The Odds of Winning a Lottery

Lottery is a game in which prizes are randomly awarded to players who purchase tickets. Prizes can range from a small cash amount to life-changing jackpots. While the odds of winning a lottery are low, many people still enjoy playing the game. Some people consider purchasing lottery tickets a low-risk investment, similar to buying stocks or saving for retirement. Others see it as a low-cost alternative to paying taxes. Regardless of how you view the lottery, the truth is that each drawing is an independent event and winning the lottery requires skill as well as luck.

In the 16th century, Dutch citizens began to organize lotteries. Initially, the games were intended to raise money for the poor and other public uses. They proved very popular and were hailed as a painless form of taxation. Today, the state-owned Staatsloterij is one of the oldest running lotteries in the world.

By the end of the 17th century, the popularity of lotteries had spread to other countries. The Continental Congress used them to fund the Mountain Road in Virginia, and Benjamin Franklin supported the use of lotteries to finance cannons for the Revolutionary War. John Hancock and others also ran lotteries, but in 1820 New York became the first state to pass a constitutional prohibition against them.

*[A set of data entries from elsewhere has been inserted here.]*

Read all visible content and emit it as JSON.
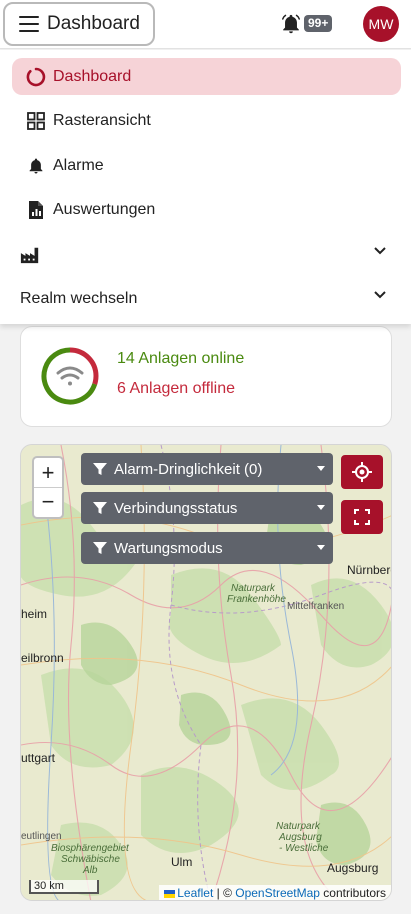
{
  "header": {
    "title": "Dashboard",
    "notification_count": "99+",
    "avatar_initials": "MW"
  },
  "nav": {
    "items": [
      {
        "label": "Dashboard",
        "icon": "loading-ring-icon",
        "active": true
      },
      {
        "label": "Rasteransicht",
        "icon": "grid-icon"
      },
      {
        "label": "Alarme",
        "icon": "bell-icon"
      },
      {
        "label": "Auswertungen",
        "icon": "report-icon"
      },
      {
        "label": "",
        "icon": "factory-icon"
      },
      {
        "label": "Realm wechseln",
        "icon": ""
      }
    ]
  },
  "status": {
    "online_text": "14 Anlagen online",
    "offline_text": "6 Anlagen offline",
    "online_count": 14,
    "offline_count": 6,
    "colors": {
      "online": "#4a8a10",
      "offline": "#c42a3c",
      "accent": "#a7112a"
    }
  },
  "map": {
    "zoom_in": "+",
    "zoom_out": "−",
    "filters": [
      {
        "label": "Alarm-Dringlichkeit (0)"
      },
      {
        "label": "Verbindungsstatus"
      },
      {
        "label": "Wartungsmodus"
      }
    ],
    "scale": "30 km",
    "attribution": {
      "leaflet": "Leaflet",
      "separator": " | © ",
      "osm": "OpenStreetMap",
      "suffix": " contributors"
    },
    "labels": {
      "nuernberg": "Nürnberg",
      "frankenhoehe_1": "Naturpark",
      "frankenhoehe_2": "Frankenhöhe",
      "mittelfranken": "Mittelfranken",
      "heim": "heim",
      "heilbronn": "eilbronn",
      "stuttgart": "uttgart",
      "reutlingen": "eutlingen",
      "bio_1": "Biosphärengebiet",
      "bio_2": "Schwäbische",
      "bio_3": "Alb",
      "ulm": "Ulm",
      "augsburg_park_1": "Naturpark",
      "augsburg_park_2": "Augsburg",
      "augsburg_park_3": "- Westliche",
      "augsburg": "Augsburg"
    }
  }
}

After winning the lottery 14 times, Romanian-born mathematician Stefan Mandel shared his strategy with the world. His formula, which he called “The Wheel of Fortune,” was simple: the more tickets purchased, the greater your chances of winning. The trick is to buy enough tickets that cover all possible combinations, which can be expensive, but it does work.

When selecting lottery numbers, avoid choosing a sequence that is too close together or ones that end in the same digit. These numbers are more likely to be chosen by other players, so they will have a better chance of winning the jackpot. Instead, choose random numbers that aren’t too far apart, or better yet, join a lottery group and pool your money.

Despite the fact that most lottery participants are risk-averse, they contribute billions in revenue to government coffers. While it is true that the odds of winning are very slim, the lottery is still a lucrative business and continues to grow. Many people also consider purchasing lottery tickets a low-risk, high-return investment, and the risk-to-reward ratio is unmatched in other types of investing. However, it’s important to remember that lottery purchases can easily cost thousands in foregone savings that could be put toward college tuition, retirement, or other goals. If you’re considering a lottery investment, be sure to consult with a financial advisor.